But jumping right back into your old shooting habits from last September will just leave you frustrated, sore, and possibly hurt.
Just like when you lift weights, when you shoot a bow, you need to slowly increase volume. The fitness definition of volume is the total work or weight lifted over the course of the workouts.
To break it down simply, if you lifted 50 pounds for 10 reps for 3 sets, the total weight you lifted is 1,500 pounds. That’s your volume (50x10x3).
As you get stronger, you can either increase the reps for the same weight or you increase the weight and do the same reps.
If you’re keeping your draw weight the same this year, then it’s like doing the same weight for more reps.
So from the lifting example, week 1 you did 3 sets at 50 pounds for 10 reps, and that’s 1,500 pounds of volume. Then week two, you did still do 3 sets at 50 pounds, but now you do 12 reps each set. Now the total volume is 1,800 pounds (50x12x3).
From week 1 to week 2, you lifted 300 more pounds!
So when you shoot your bow, doing 100 reps at a 50, 60, 70lbs+ draw weight is a lot of volume if you’re not used to it.
Okay, enough of the math.
So where should you start this year if you didn’t practice much over the winter?
If you’ve been working out, then 30 shots should be a good starting point, especially if you do 3 shots at a time. Basically, if you change to weight lifting terms, that would be 10 sets of 3.
If you haven’t been practicing much or working out, 15-21 shots might be all you can start off with.
Then you can increase the number each week for the next 12 Weeks. Below is an example:
Week 1: 30 Arrows
Week 2: 33-36 Arrows
Week 3: 36-42 Arrows
Week 4: 39-48 Arrows
Week 5: 42-54 Arrows
Week 6: 45-60 Arrows
Week 7: 48-66 Arrows
Week 8: 51-72 Arrows
Week 9: 54-78 Arrows
Week 10: 57-84 Arrows

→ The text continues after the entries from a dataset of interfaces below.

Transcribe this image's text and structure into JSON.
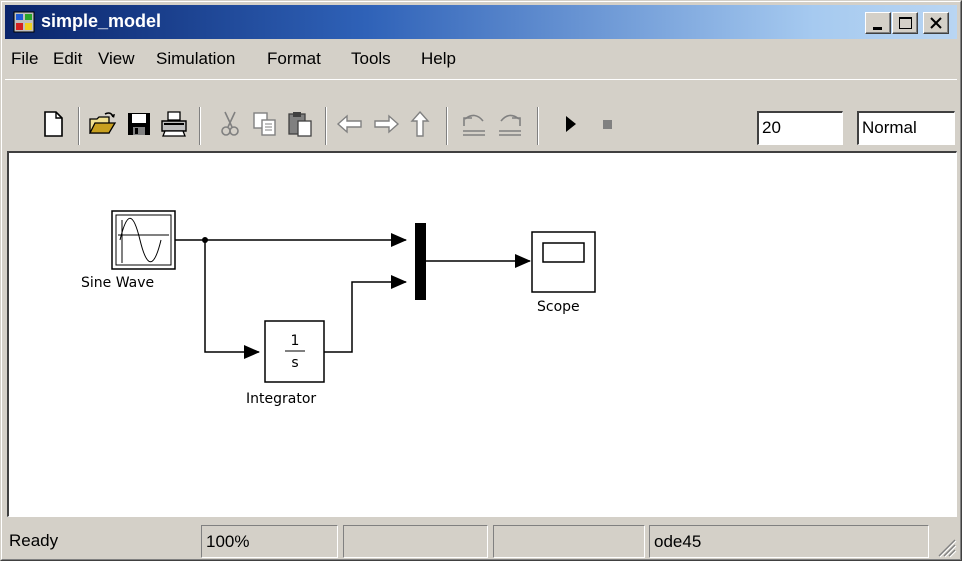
{
  "window": {
    "title": "simple_model",
    "icon": "simulink-model-icon",
    "controls": [
      "minimize-icon",
      "maximize-icon",
      "close-icon"
    ]
  },
  "menu": {
    "items": [
      "File",
      "Edit",
      "View",
      "Simulation",
      "Format",
      "Tools",
      "Help"
    ]
  },
  "toolbar": {
    "buttons": [
      "new-model-icon",
      "open-folder-icon",
      "save-icon",
      "print-icon",
      "cut-icon",
      "copy-icon",
      "paste-icon",
      "back-icon",
      "forward-icon",
      "up-icon",
      "undo-icon",
      "redo-icon",
      "start-simulation-icon",
      "stop-simulation-icon"
    ],
    "stop_time": "20",
    "sim_mode": "Normal"
  },
  "diagram": {
    "blocks": {
      "sine_wave": {
        "label": "Sine Wave"
      },
      "integrator": {
        "label": "Integrator",
        "numerator": "1",
        "denominator": "s"
      },
      "mux": {
        "label": ""
      },
      "scope": {
        "label": "Scope"
      }
    }
  },
  "status": {
    "state": "Ready",
    "zoom": "100%",
    "pane3": "",
    "pane4": "",
    "solver": "ode45"
  }
}
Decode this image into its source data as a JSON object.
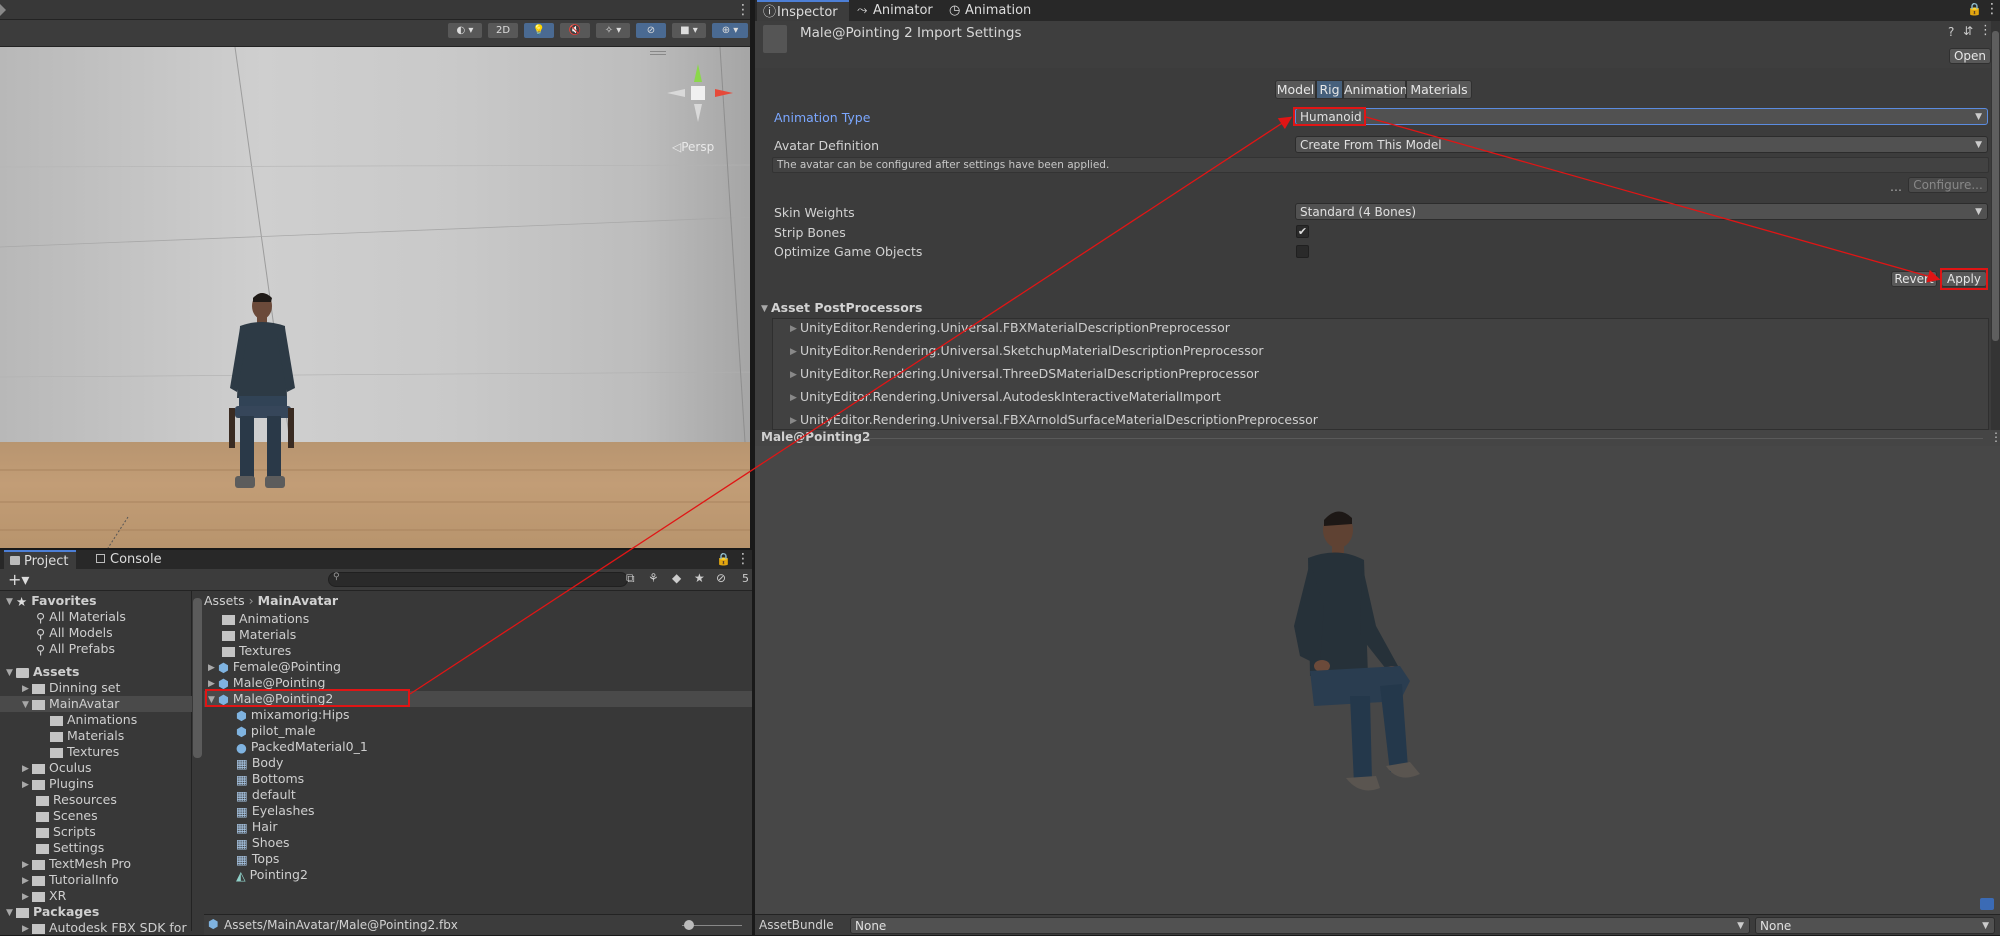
{
  "scene": {
    "toolbar": {
      "mode_2d": "2D"
    },
    "gizmo_label": "◁Persp"
  },
  "project": {
    "tabs": [
      {
        "label": "Project"
      },
      {
        "label": "Console"
      }
    ],
    "hidden_count": "5",
    "favorites": {
      "header": "Favorites",
      "items": [
        "All Materials",
        "All Models",
        "All Prefabs"
      ]
    },
    "assets_tree": {
      "header": "Assets",
      "items": [
        "Dinning set",
        "MainAvatar",
        "Animations",
        "Materials",
        "Textures",
        "Oculus",
        "Plugins",
        "Resources",
        "Scenes",
        "Scripts",
        "Settings",
        "TextMesh Pro",
        "TutorialInfo",
        "XR"
      ]
    },
    "packages": {
      "header": "Packages",
      "items": [
        "Autodesk FBX SDK for Ur"
      ]
    },
    "breadcrumb": {
      "root": "Assets",
      "sep": "›",
      "current": "MainAvatar"
    },
    "list_items": [
      "Animations",
      "Materials",
      "Textures",
      "Female@Pointing",
      "Male@Pointing",
      "Male@Pointing2",
      "mixamorig:Hips",
      "pilot_male",
      "PackedMaterial0_1",
      "Body",
      "Bottoms",
      "default",
      "Eyelashes",
      "Hair",
      "Shoes",
      "Tops",
      "Pointing2"
    ],
    "footer_path": "Assets/MainAvatar/Male@Pointing2.fbx"
  },
  "inspector": {
    "tabs": [
      {
        "label": "Inspector"
      },
      {
        "label": "Animator"
      },
      {
        "label": "Animation"
      }
    ],
    "title": "Male@Pointing 2 Import Settings",
    "open_label": "Open",
    "subtabs": [
      "Model",
      "Rig",
      "Animation",
      "Materials"
    ],
    "animation_type": {
      "label": "Animation Type",
      "value": "Humanoid"
    },
    "avatar_definition": {
      "label": "Avatar Definition",
      "value": "Create From This Model"
    },
    "hint": "The avatar can be configured after settings have been applied.",
    "ellipsis": "...",
    "configure_label": "Configure...",
    "skin_weights": {
      "label": "Skin Weights",
      "value": "Standard (4 Bones)"
    },
    "strip_bones": {
      "label": "Strip Bones",
      "checked": true,
      "mark": "✔"
    },
    "optimize_game_objects": {
      "label": "Optimize Game Objects",
      "checked": false
    },
    "revert_label": "Revert",
    "apply_label": "Apply",
    "postprocessors": {
      "header": "Asset PostProcessors",
      "items": [
        "UnityEditor.Rendering.Universal.FBXMaterialDescriptionPreprocessor",
        "UnityEditor.Rendering.Universal.SketchupMaterialDescriptionPreprocessor",
        "UnityEditor.Rendering.Universal.ThreeDSMaterialDescriptionPreprocessor",
        "UnityEditor.Rendering.Universal.AutodeskInteractiveMaterialImport",
        "UnityEditor.Rendering.Universal.FBXArnoldSurfaceMaterialDescriptionPreprocessor"
      ]
    }
  },
  "preview": {
    "title": "Male@Pointing2"
  },
  "assetbundle": {
    "label": "AssetBundle",
    "name": "None",
    "variant": "None"
  },
  "colors": {
    "accent": "#4d7fd6",
    "annotation": "#e01515",
    "label_blue": "#7ba7ff"
  }
}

Week 11: 60-90 Arrows
Week 12: 63-96 Arrows
The numbers on the left are for those who haven’t been working out as much. An increase in 3 arrows per week is probably all you want to do. If you have been training consistently, increasing 6 arrows each week might be fine.
That being said, 6 arrows a week is fast, so there might be a week or two where you stay at the same number shot or only increase by 3. That’s okay, you’re still making progress.

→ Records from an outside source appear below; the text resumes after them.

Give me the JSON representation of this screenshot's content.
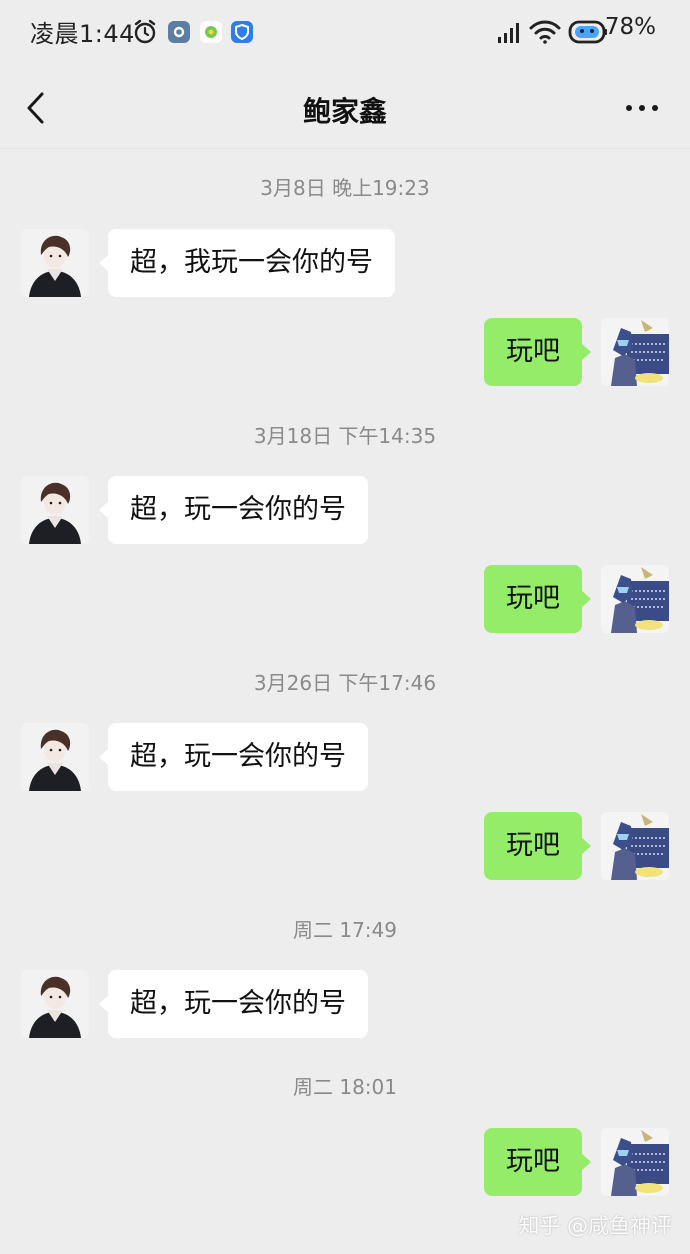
{
  "status_bar": {
    "time": "凌晨1:44",
    "battery": "78%",
    "icons": [
      "alarm-icon",
      "settings-app-icon",
      "green-app-icon",
      "shield-app-icon",
      "signal-icon",
      "wifi-icon",
      "robot-icon"
    ]
  },
  "nav": {
    "title": "鲍家鑫",
    "back_icon": "chevron-left-icon",
    "more_icon": "more-dots-icon"
  },
  "messages": [
    {
      "type": "timestamp",
      "text": "3月8日 晚上19:23"
    },
    {
      "type": "incoming",
      "text": "超，我玩一会你的号"
    },
    {
      "type": "outgoing",
      "text": "玩吧"
    },
    {
      "type": "timestamp",
      "text": "3月18日 下午14:35"
    },
    {
      "type": "incoming",
      "text": "超，玩一会你的号"
    },
    {
      "type": "outgoing",
      "text": "玩吧"
    },
    {
      "type": "timestamp",
      "text": "3月26日 下午17:46"
    },
    {
      "type": "incoming",
      "text": "超，玩一会你的号"
    },
    {
      "type": "outgoing",
      "text": "玩吧"
    },
    {
      "type": "timestamp",
      "text": "周二 17:49"
    },
    {
      "type": "incoming",
      "text": "超，玩一会你的号"
    },
    {
      "type": "timestamp",
      "text": "周二 18:01"
    },
    {
      "type": "outgoing",
      "text": "玩吧"
    }
  ],
  "watermark": "知乎 @咸鱼神评",
  "colors": {
    "background": "#ededed",
    "outgoing_bubble": "#95ec69",
    "incoming_bubble": "#ffffff",
    "timestamp_text": "#8a8a8a"
  }
}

If you decide to increase your draw weight, say going from 40lbs to 50lbs like my wife did last year, then you might need to drop back 3-4 weeks.

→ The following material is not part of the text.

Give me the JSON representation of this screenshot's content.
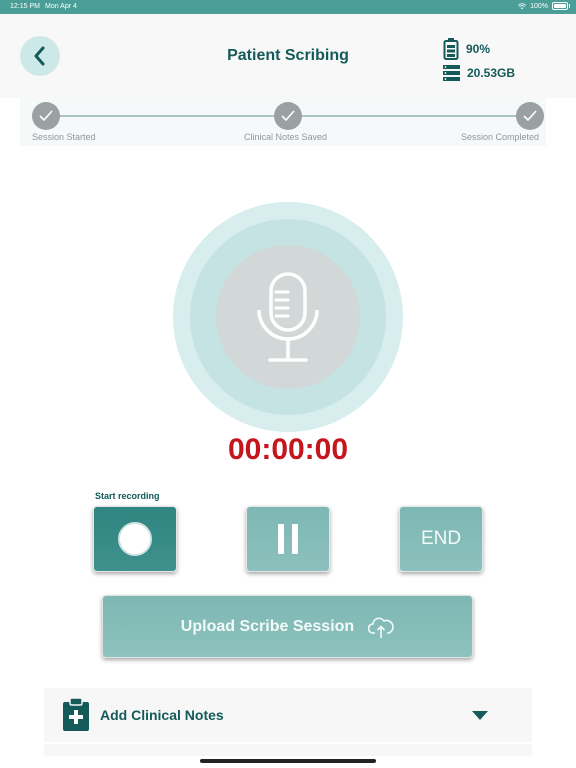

This doesn’t mean you’re losing progress, it’s more like when you lift 50 pounds for 15 reps, and now you want to increase the weight to 60 pounds. You might have to cut back to 8-10 reps and build the reps back up over the next few weeks.
What about if you can only shoot 15 arrows right now before you get tired? Start there, and follow the same progression. Next week, shoot 18-21 arrows, then week 3 you would shoot 21-27 arrows, etc.
How often should you shoot?
Everyone’s schedules are different, but you can follow the above plan if you can only get out once a week.
Ideally, this plan would be best for 2-3 times per week.
If you can shoot everyday, then the progress might be too fast for you. Instead, take a few days a week to only shoot a few arrows and maybe practice holds or other techniques where you might only shoot one or two arrows before changing your target. If you do that, then the above 12 week progression is perfect to do 2-3 times per week.
Was this helpful? We’d love to hear your feedback on it. Or, if you don’t want to think about any of this and would rather have someone else create your program so you can just go outside and shoot, click the button below or email us at: Chris@Protect-and-Provide.com